In the videos, Diaz-Zeferino, who was drunk at the time, first followed police orders to raise his hands, but then lowered them three times. The final time, he removed his ball cap, lowered his arms and reached out with his palms up. That's when police opened fire.

Witnesses said Diaz-Zeferino was trying to tell officers that they stopped the wrong men.

Camera footage shot from the side where the three officers opened fire shows his right hand go out of view at his waist when they began shooting. Officers said they feared he was reaching for a weapon.

Diaz-Zeferino was shot eight times, and Eutiquio Acevedo Mendez was shot once. They fell to the street.

Two minutes later, police handcuffed a bloody and limp Diaz-Zeferino. Nine minutes after he was shot, paramedics arrived.

An autopsy found methamphetamine in Diaz-Zeferino's system.

The video may be disturbing to some viewers.

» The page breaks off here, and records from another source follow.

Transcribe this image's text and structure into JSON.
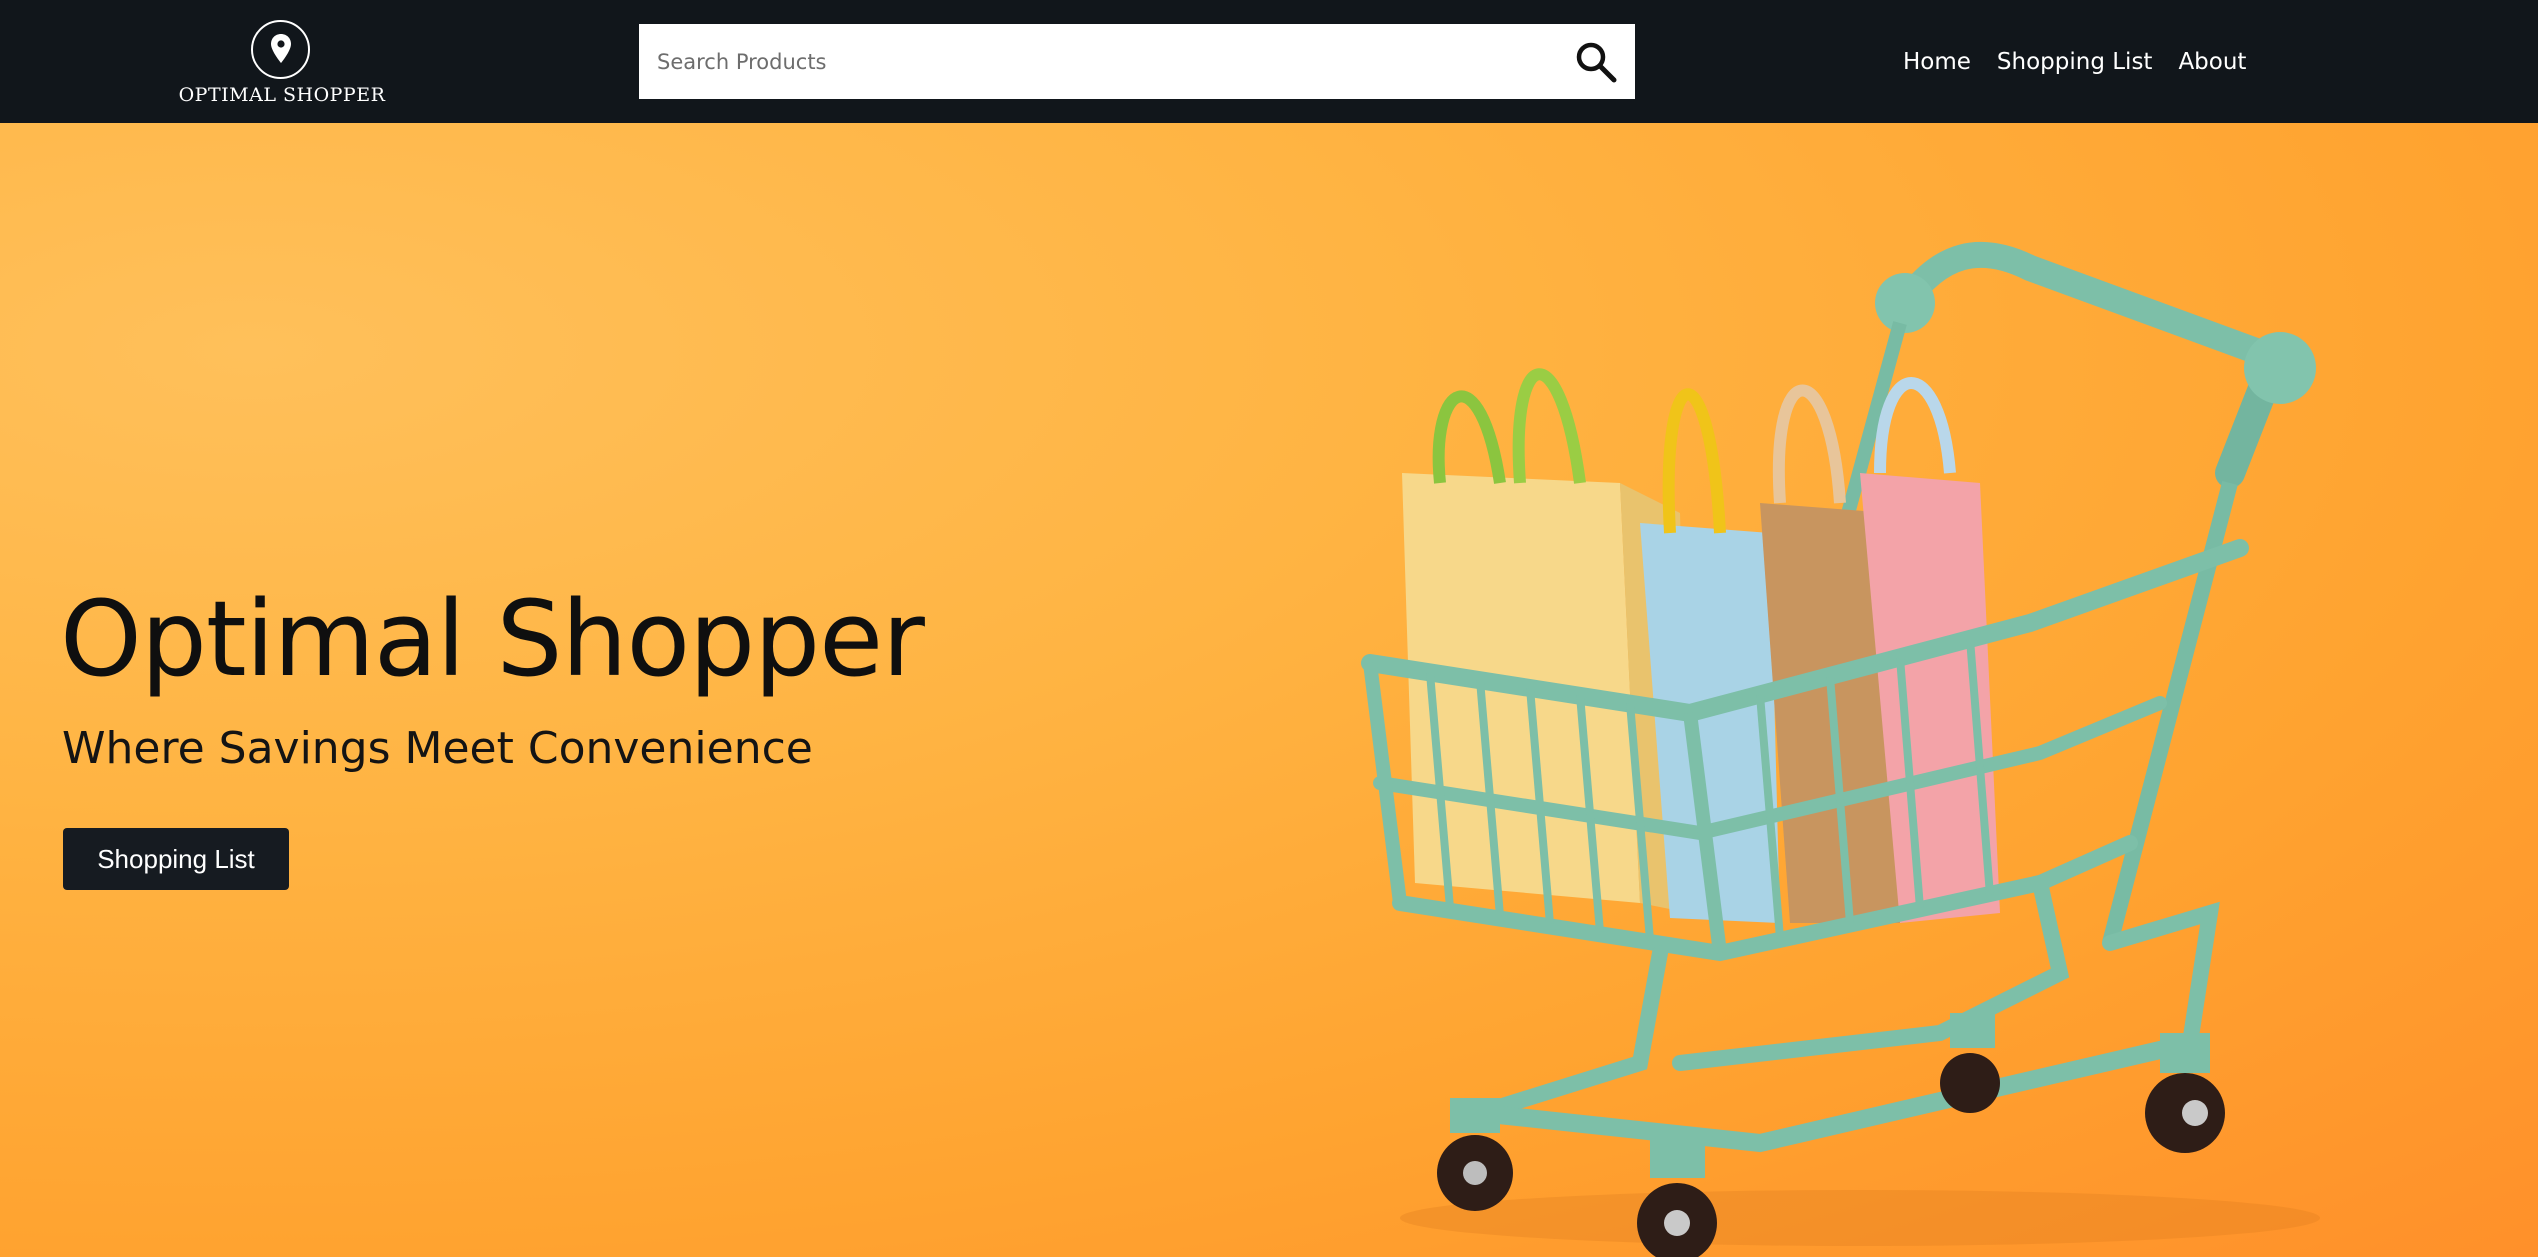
{
  "header": {
    "logo_text": "OPTIMAL SHOPPER",
    "logo_icon": "location-pin-icon",
    "search": {
      "placeholder": "Search Products",
      "value": "",
      "icon": "search-icon"
    },
    "nav": [
      {
        "label": "Home"
      },
      {
        "label": "Shopping List"
      },
      {
        "label": "About"
      }
    ]
  },
  "hero": {
    "title": "Optimal Shopper",
    "subtitle": "Where Savings Meet Convenience",
    "cta_label": "Shopping List",
    "image": "shopping-cart-with-bags"
  },
  "colors": {
    "navbar": "#11161b",
    "hero_background": "#ffad3a",
    "cta_background": "#161b21",
    "cart": "#7dbfa8"
  }
}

Lawyers for Diaz-Zeferino said the investigation into the shooting was tainted because officers were able to review the videos before giving statements, a courtesy not offered to a member of the public involved in a shooting.
Attorney Samuel Paz said they may ask federal prosecutors to investigate whether the shooting was a civil rights violation.

"I think it is really helpful for the public to understand why they would be willing to pay $4.7 million to settle the case when we were on the eve of trial," Paz said. "When the public sees the video and other law enforcement agencies see the video, this is very much a criminal act."

The Associated Press contributed to this report.